The boathouse was constructed in two phases, with the second phase being completed during summer 2014.
At the recent GIA Design Awards, the second phase of the project picked up the Wood for Good Award in the Small Works category of the prestigious Awards. The accolade has been viewed by architectural practice Tog Studio as a fantastic achievement and demonstrates the practice’s commitment to community-based projects.
The £30,000 Noust Boathouse project was delivered as part of a live-build summer school programme, which teaches practical skills and site experience. Tog Studio hosted the live-build event during summer 2014, which gave students the opportunity to participate in construction work on the scheme.
Tog Studio Architect and Director, Michael Holliday, explained:
“We host summer schools where architecture and engineering students can learn hands-on practical experience by taking part in real-life building projects. As part of this experience we work with different community groups and this is how we got approached about this scheme.
“During the course of the live-build project we provided on-site tuition, whilst representatives from Russwood and Marley Eternit – who were responsible for the cladding to the walls and roof were on hand to offer advice.”
In total, twenty students took part in constructing the boathouse, with the final phase delivered by a team of architecture students from every school in Scotland and practitioners from as far away as New York.
The boathouse was built with curved forms, taking on the appearance of an upturned boat. The precise structural solution was prefabricated to accelerate construction time and improve accuracy and the finished building includes larch cladding which was charred to create a dramatic black colour.

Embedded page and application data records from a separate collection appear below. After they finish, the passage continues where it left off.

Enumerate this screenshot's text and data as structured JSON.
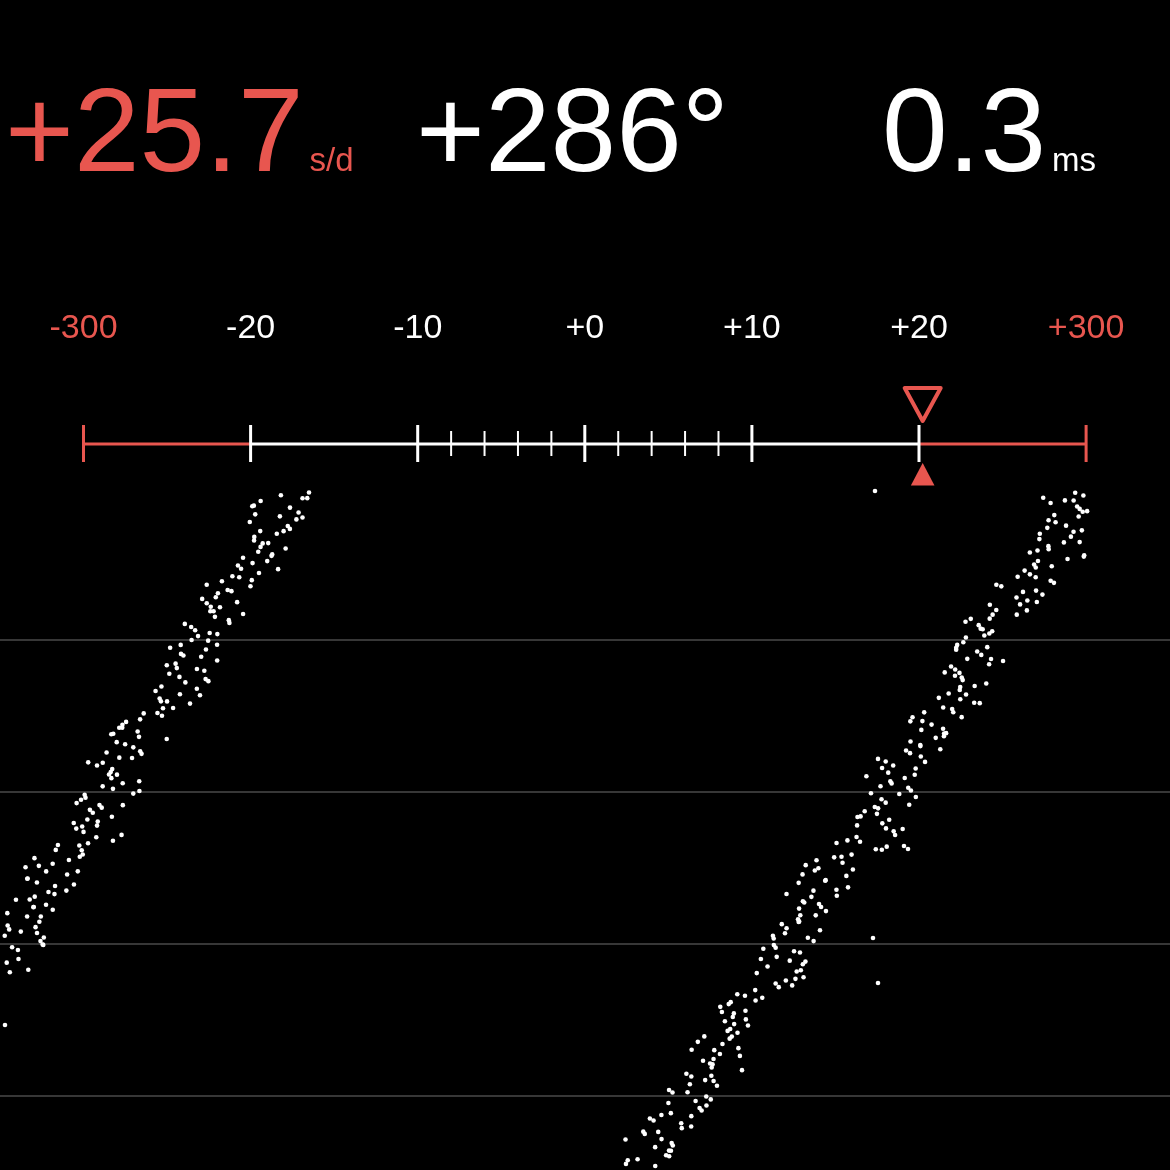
{
  "readings": [
    {
      "value": "+25.7",
      "unit": "s/d",
      "alert": true
    },
    {
      "value": "+286°",
      "alert": false
    },
    {
      "value": "0.3",
      "unit": "ms",
      "alert": false
    }
  ],
  "scale": {
    "labels": [
      {
        "text": "-300",
        "alert": true
      },
      {
        "text": "-20",
        "alert": false
      },
      {
        "text": "-10",
        "alert": false
      },
      {
        "text": "+0",
        "alert": false
      },
      {
        "text": "+10",
        "alert": false
      },
      {
        "text": "+20",
        "alert": false
      },
      {
        "text": "+300",
        "alert": true
      }
    ],
    "marker": {
      "level": 0.837
    }
  }
}
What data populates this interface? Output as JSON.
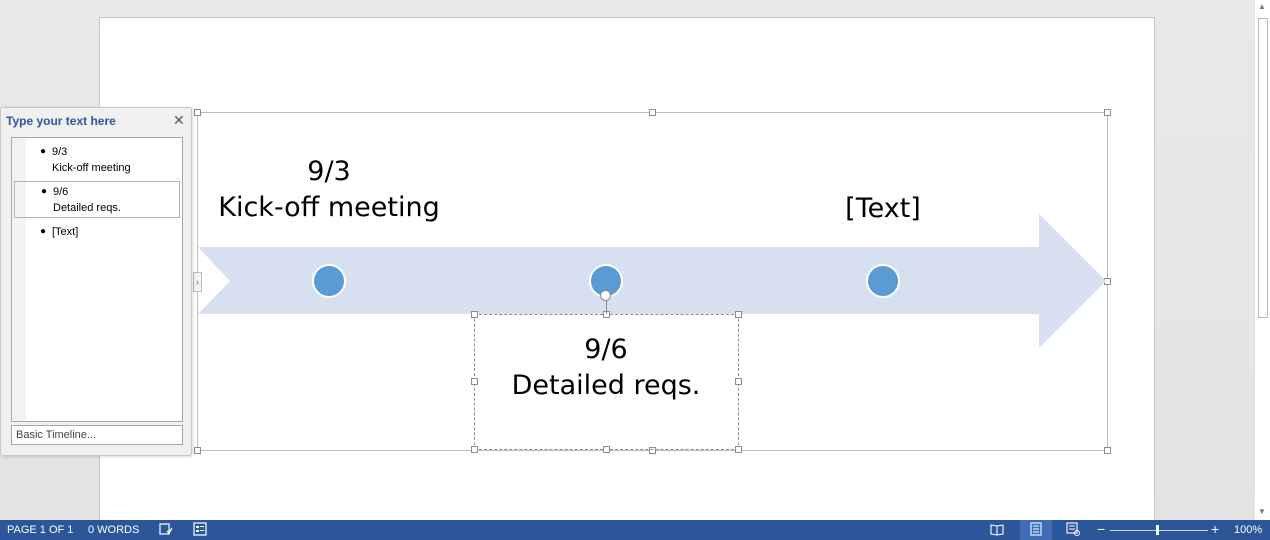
{
  "text_pane": {
    "title": "Type your text here",
    "close_icon": "close-icon",
    "items": [
      {
        "date": "9/3",
        "desc": "Kick-off meeting"
      },
      {
        "date": "9/6",
        "desc": "Detailed reqs."
      },
      {
        "date": "[Text]",
        "desc": ""
      }
    ],
    "layout_name": "Basic Timeline..."
  },
  "smartart": {
    "milestones": [
      {
        "date": "9/3",
        "desc": "Kick-off meeting"
      },
      {
        "date": "9/6",
        "desc": "Detailed reqs."
      },
      {
        "date": "[Text]",
        "desc": ""
      }
    ],
    "arrow_color": "#d6e0f0",
    "dot_color": "#5b9bd5"
  },
  "statusbar": {
    "page": "PAGE 1 OF 1",
    "words": "0 WORDS",
    "zoom": "100%",
    "zoom_out": "−",
    "zoom_in": "+",
    "color": "#2b579a"
  }
}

The introduction of the black colour created a stark contrast between the different phases of the project when it was initially introduced, but ultimately it should accelerate the weathering-process, meaning both halves of the building will take on a silver colour eventually. Profiled sheeting on the roof unites both phases.

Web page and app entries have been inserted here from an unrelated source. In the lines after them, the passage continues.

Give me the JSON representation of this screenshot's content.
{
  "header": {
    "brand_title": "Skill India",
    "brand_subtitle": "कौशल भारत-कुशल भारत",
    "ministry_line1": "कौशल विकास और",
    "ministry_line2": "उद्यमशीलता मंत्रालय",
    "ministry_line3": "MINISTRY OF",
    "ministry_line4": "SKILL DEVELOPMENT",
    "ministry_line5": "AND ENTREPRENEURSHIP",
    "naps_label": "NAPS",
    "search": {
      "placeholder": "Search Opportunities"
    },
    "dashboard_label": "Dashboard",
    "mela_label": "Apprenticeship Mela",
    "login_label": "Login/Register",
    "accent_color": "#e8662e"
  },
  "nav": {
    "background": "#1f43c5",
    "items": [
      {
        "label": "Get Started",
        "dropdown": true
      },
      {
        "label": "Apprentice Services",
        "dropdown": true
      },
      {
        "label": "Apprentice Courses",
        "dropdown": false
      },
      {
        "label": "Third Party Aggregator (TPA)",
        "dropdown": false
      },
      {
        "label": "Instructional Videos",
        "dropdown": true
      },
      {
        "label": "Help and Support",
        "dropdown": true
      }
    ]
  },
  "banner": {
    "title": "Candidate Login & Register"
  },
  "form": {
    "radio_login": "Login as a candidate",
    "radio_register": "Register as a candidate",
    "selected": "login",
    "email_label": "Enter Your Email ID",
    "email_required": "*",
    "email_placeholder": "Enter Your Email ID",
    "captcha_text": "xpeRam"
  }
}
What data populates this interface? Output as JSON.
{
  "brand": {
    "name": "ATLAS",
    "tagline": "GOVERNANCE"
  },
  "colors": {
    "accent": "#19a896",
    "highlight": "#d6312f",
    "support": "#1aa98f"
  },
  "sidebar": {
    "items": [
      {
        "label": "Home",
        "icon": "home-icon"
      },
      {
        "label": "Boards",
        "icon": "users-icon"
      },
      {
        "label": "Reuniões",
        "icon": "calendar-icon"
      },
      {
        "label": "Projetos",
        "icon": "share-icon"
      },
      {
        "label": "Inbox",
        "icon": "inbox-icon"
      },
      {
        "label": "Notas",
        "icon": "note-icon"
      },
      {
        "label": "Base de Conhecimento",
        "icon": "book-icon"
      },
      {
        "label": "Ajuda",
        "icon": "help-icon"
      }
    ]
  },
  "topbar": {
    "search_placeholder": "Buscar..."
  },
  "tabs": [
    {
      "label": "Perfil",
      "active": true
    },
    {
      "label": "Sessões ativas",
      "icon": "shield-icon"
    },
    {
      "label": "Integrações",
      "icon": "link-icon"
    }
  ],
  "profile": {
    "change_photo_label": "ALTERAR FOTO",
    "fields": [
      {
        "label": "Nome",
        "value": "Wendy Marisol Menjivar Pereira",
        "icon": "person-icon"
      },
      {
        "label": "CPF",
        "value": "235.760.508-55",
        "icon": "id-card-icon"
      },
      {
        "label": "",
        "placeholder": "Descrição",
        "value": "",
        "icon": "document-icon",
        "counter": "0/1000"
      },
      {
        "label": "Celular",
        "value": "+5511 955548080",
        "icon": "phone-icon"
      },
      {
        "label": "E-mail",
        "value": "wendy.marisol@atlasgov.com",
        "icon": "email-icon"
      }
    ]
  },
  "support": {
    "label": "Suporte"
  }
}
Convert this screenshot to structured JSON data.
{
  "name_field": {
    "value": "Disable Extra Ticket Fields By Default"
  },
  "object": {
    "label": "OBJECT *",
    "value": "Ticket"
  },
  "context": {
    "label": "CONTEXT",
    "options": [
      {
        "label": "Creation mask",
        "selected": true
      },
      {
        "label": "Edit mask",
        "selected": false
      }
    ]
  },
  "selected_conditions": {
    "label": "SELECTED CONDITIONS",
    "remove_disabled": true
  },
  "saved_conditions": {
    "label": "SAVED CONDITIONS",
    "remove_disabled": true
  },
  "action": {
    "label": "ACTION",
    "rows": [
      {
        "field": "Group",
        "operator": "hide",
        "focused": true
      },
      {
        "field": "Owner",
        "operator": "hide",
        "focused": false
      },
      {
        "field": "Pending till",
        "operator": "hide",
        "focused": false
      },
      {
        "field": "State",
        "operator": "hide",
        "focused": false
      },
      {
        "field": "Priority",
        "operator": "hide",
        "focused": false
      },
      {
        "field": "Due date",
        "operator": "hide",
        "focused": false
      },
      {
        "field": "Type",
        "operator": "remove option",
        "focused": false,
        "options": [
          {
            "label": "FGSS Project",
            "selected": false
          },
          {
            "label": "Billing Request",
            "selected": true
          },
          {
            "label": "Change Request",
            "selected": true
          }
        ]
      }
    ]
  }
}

Commenting on the project’s success, Michael Holliday, said:
“This project proved that our motto of helping architecture and engineering students deliver high quality and award winning community buildings is true. Not only is this an educational programme but, as proved with Noust Boathouse, the finished product demonstrates the quality of the work being conducted.”

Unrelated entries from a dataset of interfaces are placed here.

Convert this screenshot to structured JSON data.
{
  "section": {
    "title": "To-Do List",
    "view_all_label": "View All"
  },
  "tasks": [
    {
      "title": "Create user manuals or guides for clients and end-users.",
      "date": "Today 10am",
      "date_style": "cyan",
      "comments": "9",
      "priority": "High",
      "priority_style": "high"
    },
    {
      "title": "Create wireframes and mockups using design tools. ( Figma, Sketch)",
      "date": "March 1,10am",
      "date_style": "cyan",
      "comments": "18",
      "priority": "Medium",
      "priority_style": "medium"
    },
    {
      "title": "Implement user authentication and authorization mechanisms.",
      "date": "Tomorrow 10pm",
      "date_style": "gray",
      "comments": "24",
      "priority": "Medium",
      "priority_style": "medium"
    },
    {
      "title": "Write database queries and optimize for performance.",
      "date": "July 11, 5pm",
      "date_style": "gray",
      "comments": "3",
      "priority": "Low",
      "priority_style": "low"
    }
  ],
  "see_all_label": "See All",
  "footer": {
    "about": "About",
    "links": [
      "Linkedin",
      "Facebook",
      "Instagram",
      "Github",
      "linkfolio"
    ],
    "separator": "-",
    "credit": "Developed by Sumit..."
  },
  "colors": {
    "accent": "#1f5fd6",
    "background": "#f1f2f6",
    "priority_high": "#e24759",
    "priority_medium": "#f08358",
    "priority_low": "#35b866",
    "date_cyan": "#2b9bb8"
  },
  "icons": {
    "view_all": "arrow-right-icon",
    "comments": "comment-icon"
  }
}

Tog Studio comprises a team of architects and engineers who design projects which can be constructed by anyone, regardless of their experience or skill. For more information about Tog Studio, please visit: www.togstudio.co.uk.